In every big disaster the same things happen: There is too much focus on international relief, while local efforts and national preparedness are largely ignored. The thousands rescued by community activists remain unregistered – those saved by international groups produce global headlines. The many graphic stories of victims receiving or not receiving external aid overshadow the main lessons from Haiti, from the tsunami and from Hurricane Katrina: most lives, limbs and livelihoods were lost needlessly. Simple preparedness and prevention measures agreed by nations at the 2005 World Conference on Disaster Reduction have already saved countless lives in other Caribbean islands and elsewhere. But we have failed to give the people of Haiti their first line of defence against recurrent hurricanes, floods, mudslides and earthquakes.
In each catastrophe, the world is shocked that aid that can be in the air from donor nations within hours can take a week or more to go through all the bottlenecks and reach hundreds of thousands of people trapped in the midst of damaged infrastructure. Journalists often exaggerate insecurity and looting in the midst of the catastrophe and aid workers the fear of epidemics. Abject pre-disaster mortality rates, disease and criminality are often forgotten.
In the intense real-time coverage of the emergency phase, there is much coverage of individual relief flights and projects among the hundreds of parallel efforts. Uninformed judgements about huge national and international relief efforts are made on the basis of a few symbolic cases. Many also believe, wrongly, that military assistance is controversial in natural disasters.
The earthquake in Haiti earthquake devastated not only one of the poorest societies on earth and a city of millions originally planned for less than 100,000. It also affected much of the two most important command centres for relief: the Haitian central government, which by definition should lead the national emergency effort, and the United Nations in Port-au-Prince, which is tasked with coordinating international assistance.
Emergency relief operations are always followed by independent evaluations and audits. After the tsunami in 2004 and the Pakistan earthquake in 2005, the emergency relief effort was generally judged to have covered immediate needs and allowed rapid initial recovery activities. However, the Tsunami Evaluation Coalition concluded that the international response was most effective “when enabling, facilitating and supporting local and national actors and that international actors were less successful in their recovery and risk reduction activities than they were in the relief phase.
I fear we may yet again fail to draw the right lessons from the tragedy in Haiti. As is well documented, international emergency relief is one of the few well-organized sectors within international relations. Within hours of the emergency, the first UN relief coordination teams had been sent to Haiti, and ten million US dollars had been allocated from the UN-managed Central Emergency Response Fund to jump-start life saving relief. During the first days, a hundred international relief groups were organised within a dozen functional operational teams working on aid from water and sanitation to food and logistics.

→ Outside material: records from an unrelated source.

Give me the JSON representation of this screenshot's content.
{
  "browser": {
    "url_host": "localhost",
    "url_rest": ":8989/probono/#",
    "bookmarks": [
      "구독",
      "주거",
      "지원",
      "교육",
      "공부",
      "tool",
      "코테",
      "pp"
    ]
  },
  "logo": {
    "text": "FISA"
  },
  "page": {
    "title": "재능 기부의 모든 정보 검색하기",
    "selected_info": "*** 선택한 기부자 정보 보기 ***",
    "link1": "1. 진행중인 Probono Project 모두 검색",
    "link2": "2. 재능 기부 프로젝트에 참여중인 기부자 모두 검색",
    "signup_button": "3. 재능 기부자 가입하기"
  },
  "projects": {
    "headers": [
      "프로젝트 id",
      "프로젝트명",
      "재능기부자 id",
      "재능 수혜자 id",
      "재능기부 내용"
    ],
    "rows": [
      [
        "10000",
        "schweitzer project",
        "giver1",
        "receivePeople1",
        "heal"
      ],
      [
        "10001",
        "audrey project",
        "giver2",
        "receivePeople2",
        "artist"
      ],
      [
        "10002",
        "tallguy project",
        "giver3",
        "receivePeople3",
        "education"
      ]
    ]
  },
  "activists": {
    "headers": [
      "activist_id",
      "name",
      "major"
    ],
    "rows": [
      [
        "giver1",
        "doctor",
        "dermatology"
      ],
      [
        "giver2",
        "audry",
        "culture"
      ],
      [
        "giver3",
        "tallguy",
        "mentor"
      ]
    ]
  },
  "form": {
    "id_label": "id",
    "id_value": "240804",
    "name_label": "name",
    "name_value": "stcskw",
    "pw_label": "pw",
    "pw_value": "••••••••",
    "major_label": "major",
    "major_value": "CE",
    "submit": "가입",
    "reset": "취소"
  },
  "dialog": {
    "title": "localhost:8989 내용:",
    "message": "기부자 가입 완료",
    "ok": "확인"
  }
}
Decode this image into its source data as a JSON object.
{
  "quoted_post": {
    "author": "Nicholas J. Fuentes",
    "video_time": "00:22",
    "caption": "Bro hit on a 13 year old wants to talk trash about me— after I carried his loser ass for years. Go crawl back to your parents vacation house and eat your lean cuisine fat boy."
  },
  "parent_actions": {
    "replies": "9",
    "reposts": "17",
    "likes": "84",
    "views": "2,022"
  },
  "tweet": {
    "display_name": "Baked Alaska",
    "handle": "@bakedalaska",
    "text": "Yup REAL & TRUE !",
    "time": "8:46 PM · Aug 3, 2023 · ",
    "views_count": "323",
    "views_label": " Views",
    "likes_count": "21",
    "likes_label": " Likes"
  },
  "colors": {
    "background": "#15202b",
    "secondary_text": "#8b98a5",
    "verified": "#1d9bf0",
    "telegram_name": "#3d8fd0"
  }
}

But international emergency relief is always too late for the tens of thousands who die needlessly in unsafe public buildings and apartment blocks. And it cannot cope with the initial wave of hundreds of thousands of physically and mentally traumatized people. Those affected in this earthquake were already extremely vulnerable, living in poverty in an overcrowded environment, where no one had invested adequately in disaster prevention. For decades now, we have allowed disasters to take many times more lives in Haiti than in similarly exposed Caribbean or other developing nations.
All evaluations prove that it is the degree of investment in development and prevention that determines how many or how few fellow human beings loose their lives, limbs and livelihoods. So the main question is not whether too few helicopters were allocated in the first five days, but whether we want to return every five years of this century with emergency relief – or help Haitians protect themselves from natural hazards.
Jan Egeland is Director of the Norwegian Institute of International Affairs. He was the United Nations Emergency Relief Coordinator from 2003-06.